If you think Estate Planning is simply the creation of a Will or Trust, you are missing a big portion of information, and could potentially have assets that do not flow according to the plan you have set up in your Will or Trust. How you title your real and personal property and who you name as your beneficiaries is just as important as your Will or Trust.
Some property, based on how it is titled or who is the named beneficiary, will flow outside your Will or Trust. For example, if you name a beneficiary to your life insurance policy or on your retirement account, that money flows to the named beneficiary, not in accordance with your Will or Trust (unless you have named your Estate or Trust as the beneficiary). Or if you name another individual as payable on death (POD) designee or transfer on death (TOD) designee on your investment account or your bank account, that account flows automatically to the named designee, not in accordance with your Will or Trust (unless you have named your Estate or Trust as the beneficiary).
Also, jointly-owned real estate generally flows to the surviving joint owner, not according to your Will or Trust. However, just because two people own one piece of real estate, does not mean the property will flow automatically to the survivor. In South Dakota, language needs to be included in the deed conveying that real estate to both individuals as “joint tenants with rights of survivorship.”

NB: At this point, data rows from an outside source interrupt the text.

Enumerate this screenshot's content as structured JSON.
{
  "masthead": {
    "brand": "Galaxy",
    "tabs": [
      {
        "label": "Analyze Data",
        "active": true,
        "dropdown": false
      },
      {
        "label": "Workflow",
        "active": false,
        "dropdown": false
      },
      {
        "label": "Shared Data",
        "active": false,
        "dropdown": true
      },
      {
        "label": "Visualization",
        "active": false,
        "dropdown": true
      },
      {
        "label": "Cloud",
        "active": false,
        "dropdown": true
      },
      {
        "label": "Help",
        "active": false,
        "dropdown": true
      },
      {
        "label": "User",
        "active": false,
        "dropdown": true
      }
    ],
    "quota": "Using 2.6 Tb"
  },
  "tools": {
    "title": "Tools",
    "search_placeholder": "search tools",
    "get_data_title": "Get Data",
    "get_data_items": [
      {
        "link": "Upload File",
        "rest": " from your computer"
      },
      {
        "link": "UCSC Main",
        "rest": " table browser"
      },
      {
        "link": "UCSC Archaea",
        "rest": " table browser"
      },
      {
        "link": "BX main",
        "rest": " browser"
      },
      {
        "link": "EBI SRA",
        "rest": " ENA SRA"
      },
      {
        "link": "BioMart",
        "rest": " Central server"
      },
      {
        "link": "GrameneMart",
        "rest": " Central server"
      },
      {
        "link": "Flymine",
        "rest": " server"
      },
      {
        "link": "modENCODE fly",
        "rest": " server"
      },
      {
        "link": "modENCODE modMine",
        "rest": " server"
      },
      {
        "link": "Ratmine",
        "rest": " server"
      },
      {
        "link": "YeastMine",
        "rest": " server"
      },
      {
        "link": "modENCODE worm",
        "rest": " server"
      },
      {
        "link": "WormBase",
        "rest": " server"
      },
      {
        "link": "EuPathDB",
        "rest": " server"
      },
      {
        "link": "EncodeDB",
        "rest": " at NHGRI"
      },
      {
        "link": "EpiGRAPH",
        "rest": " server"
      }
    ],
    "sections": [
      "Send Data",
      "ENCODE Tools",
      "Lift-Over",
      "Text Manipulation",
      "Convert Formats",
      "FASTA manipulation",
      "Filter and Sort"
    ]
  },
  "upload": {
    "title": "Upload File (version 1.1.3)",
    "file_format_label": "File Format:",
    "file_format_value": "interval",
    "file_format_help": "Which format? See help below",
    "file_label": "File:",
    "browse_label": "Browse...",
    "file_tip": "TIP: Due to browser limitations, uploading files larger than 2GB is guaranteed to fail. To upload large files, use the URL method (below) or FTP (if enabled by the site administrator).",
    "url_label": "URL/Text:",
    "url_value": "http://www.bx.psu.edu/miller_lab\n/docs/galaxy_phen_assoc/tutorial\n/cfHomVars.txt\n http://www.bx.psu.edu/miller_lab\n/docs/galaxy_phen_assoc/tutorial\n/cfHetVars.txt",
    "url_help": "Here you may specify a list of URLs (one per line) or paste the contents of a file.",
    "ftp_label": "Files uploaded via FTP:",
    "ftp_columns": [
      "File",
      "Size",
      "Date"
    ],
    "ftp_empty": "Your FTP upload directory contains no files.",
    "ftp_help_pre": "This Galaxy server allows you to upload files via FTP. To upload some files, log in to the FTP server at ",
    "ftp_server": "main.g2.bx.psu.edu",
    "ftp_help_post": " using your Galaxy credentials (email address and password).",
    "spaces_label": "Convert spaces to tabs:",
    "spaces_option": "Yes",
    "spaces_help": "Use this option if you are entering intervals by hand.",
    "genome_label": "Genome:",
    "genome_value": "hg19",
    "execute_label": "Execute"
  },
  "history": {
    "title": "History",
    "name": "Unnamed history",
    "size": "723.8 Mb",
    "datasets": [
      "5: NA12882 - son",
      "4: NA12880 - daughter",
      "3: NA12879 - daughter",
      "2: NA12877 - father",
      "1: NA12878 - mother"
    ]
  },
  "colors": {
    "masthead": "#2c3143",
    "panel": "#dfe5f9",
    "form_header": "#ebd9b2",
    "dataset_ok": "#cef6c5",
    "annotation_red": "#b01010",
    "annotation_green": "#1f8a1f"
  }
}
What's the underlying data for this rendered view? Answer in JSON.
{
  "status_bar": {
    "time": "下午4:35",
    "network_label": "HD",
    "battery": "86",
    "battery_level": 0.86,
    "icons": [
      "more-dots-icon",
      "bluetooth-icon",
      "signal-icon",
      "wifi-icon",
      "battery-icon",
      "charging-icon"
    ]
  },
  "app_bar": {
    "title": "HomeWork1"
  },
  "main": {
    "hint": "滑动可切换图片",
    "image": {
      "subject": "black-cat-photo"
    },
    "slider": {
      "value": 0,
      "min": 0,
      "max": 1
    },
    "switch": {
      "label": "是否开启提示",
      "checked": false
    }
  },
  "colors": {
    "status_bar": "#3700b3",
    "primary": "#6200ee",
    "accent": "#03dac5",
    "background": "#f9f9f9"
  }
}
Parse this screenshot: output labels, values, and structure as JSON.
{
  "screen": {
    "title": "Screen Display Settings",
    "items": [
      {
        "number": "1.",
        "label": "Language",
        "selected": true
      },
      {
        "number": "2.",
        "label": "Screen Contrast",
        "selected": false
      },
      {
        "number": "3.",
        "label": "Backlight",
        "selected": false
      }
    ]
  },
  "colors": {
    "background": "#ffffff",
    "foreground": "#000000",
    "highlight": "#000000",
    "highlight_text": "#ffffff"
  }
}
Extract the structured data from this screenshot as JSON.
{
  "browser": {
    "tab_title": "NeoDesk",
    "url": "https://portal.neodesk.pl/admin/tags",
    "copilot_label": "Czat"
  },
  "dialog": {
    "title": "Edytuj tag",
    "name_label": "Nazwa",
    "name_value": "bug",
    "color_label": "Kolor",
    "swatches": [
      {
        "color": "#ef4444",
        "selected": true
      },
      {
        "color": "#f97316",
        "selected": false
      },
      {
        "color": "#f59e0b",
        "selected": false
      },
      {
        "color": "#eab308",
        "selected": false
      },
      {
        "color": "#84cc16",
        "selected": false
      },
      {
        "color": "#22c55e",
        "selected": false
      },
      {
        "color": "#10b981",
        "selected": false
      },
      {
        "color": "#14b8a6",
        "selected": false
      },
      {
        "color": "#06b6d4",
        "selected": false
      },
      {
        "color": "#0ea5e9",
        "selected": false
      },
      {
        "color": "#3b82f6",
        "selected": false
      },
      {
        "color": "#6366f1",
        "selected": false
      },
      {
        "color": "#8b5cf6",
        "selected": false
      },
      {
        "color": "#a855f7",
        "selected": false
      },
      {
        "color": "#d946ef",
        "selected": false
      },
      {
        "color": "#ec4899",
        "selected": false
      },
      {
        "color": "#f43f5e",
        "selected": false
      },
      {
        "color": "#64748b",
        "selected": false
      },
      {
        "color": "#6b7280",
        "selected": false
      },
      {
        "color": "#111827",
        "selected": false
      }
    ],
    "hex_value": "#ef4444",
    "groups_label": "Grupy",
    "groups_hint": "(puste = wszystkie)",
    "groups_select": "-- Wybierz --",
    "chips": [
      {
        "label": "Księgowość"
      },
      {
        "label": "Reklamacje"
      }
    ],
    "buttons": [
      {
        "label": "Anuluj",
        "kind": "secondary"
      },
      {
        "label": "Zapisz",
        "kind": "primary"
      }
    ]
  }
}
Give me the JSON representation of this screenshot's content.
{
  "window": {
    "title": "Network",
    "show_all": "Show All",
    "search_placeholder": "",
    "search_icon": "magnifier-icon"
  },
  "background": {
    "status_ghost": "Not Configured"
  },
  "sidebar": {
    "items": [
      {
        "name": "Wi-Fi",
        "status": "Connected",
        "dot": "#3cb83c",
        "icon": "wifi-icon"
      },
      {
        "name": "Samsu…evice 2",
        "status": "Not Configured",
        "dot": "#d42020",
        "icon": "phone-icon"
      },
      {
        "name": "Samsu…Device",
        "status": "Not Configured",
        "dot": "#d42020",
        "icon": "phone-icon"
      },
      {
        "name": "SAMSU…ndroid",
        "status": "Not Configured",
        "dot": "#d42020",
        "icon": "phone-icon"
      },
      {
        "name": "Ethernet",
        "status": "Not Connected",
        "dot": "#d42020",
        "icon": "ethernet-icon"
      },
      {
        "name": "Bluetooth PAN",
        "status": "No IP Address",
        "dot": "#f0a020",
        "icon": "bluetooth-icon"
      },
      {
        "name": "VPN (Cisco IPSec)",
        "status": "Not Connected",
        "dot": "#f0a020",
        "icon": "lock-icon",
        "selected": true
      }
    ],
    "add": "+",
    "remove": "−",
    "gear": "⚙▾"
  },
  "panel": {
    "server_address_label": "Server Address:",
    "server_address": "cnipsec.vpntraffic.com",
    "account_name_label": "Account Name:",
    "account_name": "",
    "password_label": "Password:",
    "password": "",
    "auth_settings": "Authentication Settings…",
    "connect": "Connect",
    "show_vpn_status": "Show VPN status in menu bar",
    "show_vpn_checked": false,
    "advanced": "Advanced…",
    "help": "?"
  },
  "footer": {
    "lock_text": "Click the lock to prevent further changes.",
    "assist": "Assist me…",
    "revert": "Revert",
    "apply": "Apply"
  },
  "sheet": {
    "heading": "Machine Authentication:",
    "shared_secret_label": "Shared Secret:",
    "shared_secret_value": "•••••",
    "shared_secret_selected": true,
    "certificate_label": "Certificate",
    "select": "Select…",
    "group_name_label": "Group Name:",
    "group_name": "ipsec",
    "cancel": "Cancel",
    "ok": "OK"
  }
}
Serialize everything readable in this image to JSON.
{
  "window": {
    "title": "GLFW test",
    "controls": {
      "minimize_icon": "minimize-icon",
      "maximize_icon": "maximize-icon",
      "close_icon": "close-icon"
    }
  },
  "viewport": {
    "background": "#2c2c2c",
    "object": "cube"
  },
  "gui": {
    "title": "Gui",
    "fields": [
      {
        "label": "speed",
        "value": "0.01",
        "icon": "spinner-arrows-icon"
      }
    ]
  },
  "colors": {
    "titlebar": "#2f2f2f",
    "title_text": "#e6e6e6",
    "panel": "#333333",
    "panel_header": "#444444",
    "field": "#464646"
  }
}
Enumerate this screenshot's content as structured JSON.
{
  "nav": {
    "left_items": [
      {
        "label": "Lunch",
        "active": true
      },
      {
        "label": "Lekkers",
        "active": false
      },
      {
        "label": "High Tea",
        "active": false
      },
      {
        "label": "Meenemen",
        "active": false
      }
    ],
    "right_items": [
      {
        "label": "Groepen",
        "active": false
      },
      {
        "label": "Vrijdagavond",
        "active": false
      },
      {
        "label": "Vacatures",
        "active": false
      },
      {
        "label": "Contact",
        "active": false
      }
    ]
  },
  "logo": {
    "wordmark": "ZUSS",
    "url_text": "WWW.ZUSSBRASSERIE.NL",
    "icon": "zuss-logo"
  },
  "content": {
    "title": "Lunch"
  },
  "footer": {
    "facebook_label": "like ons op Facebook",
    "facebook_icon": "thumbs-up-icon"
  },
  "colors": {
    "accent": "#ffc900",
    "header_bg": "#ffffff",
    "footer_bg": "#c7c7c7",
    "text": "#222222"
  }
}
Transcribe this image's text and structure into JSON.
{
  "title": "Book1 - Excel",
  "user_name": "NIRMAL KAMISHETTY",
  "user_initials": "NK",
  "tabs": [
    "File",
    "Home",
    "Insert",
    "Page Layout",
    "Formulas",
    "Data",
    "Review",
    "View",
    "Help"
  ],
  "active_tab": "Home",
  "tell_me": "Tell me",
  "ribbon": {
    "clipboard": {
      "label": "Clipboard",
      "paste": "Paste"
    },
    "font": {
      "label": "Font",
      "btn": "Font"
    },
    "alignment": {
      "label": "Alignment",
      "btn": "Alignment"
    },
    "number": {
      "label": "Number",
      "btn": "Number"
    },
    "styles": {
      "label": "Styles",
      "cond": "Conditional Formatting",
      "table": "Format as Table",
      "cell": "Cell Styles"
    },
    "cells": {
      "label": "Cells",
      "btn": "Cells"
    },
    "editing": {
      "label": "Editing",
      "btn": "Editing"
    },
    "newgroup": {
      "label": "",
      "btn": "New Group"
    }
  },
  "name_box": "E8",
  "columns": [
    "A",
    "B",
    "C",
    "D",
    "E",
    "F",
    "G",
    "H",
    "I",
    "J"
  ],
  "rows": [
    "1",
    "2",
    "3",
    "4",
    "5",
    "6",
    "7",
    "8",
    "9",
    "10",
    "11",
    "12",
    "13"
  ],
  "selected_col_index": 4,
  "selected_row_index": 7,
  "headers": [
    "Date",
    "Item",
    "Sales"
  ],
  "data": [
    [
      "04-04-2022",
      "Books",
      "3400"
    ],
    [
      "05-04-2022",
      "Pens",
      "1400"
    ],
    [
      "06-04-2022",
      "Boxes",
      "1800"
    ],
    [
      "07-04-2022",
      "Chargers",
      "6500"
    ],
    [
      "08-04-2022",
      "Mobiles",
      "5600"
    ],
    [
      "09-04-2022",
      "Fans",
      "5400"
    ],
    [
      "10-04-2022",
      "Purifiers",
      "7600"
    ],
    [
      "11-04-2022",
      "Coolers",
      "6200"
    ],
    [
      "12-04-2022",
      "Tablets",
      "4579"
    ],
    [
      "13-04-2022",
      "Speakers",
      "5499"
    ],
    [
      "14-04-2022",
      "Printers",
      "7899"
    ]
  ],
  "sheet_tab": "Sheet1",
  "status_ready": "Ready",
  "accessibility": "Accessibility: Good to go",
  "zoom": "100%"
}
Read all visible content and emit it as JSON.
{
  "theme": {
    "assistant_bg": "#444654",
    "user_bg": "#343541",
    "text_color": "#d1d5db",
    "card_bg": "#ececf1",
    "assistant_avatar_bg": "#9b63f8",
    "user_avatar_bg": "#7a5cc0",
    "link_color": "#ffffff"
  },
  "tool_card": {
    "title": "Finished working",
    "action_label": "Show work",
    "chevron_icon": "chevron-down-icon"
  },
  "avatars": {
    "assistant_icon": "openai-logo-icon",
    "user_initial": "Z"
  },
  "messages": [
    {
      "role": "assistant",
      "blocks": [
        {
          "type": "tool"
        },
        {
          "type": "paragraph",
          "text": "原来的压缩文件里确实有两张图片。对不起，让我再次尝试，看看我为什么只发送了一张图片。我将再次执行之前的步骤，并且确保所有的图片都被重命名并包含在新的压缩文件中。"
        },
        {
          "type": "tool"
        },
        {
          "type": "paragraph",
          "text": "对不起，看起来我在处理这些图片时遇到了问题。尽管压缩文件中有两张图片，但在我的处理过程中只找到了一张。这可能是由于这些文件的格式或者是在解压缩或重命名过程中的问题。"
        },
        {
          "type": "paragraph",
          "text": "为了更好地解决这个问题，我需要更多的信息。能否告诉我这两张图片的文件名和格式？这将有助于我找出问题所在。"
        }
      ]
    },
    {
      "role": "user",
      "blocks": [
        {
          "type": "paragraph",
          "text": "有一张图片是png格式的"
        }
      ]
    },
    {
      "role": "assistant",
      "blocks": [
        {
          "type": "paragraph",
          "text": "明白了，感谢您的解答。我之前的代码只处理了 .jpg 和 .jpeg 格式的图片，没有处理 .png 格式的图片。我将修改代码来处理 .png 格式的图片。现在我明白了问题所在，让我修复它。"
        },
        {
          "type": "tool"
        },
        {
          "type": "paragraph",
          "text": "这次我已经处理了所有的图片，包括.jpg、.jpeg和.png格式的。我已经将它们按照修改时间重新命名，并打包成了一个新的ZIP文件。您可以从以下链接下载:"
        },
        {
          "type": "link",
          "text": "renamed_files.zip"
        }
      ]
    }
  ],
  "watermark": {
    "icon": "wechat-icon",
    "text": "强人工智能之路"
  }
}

Therefore, it is not only important to talk with your estate planning attorney about your Will or Trust, but you should also be discussing the titling of your property and the beneficiaries you have named on your life insurance and retirement accounts and the POD and TOD designees you have named on your investment accounts or bank accounts. If you don’t, you run the risk of creating a legacy that may never be fulfilled.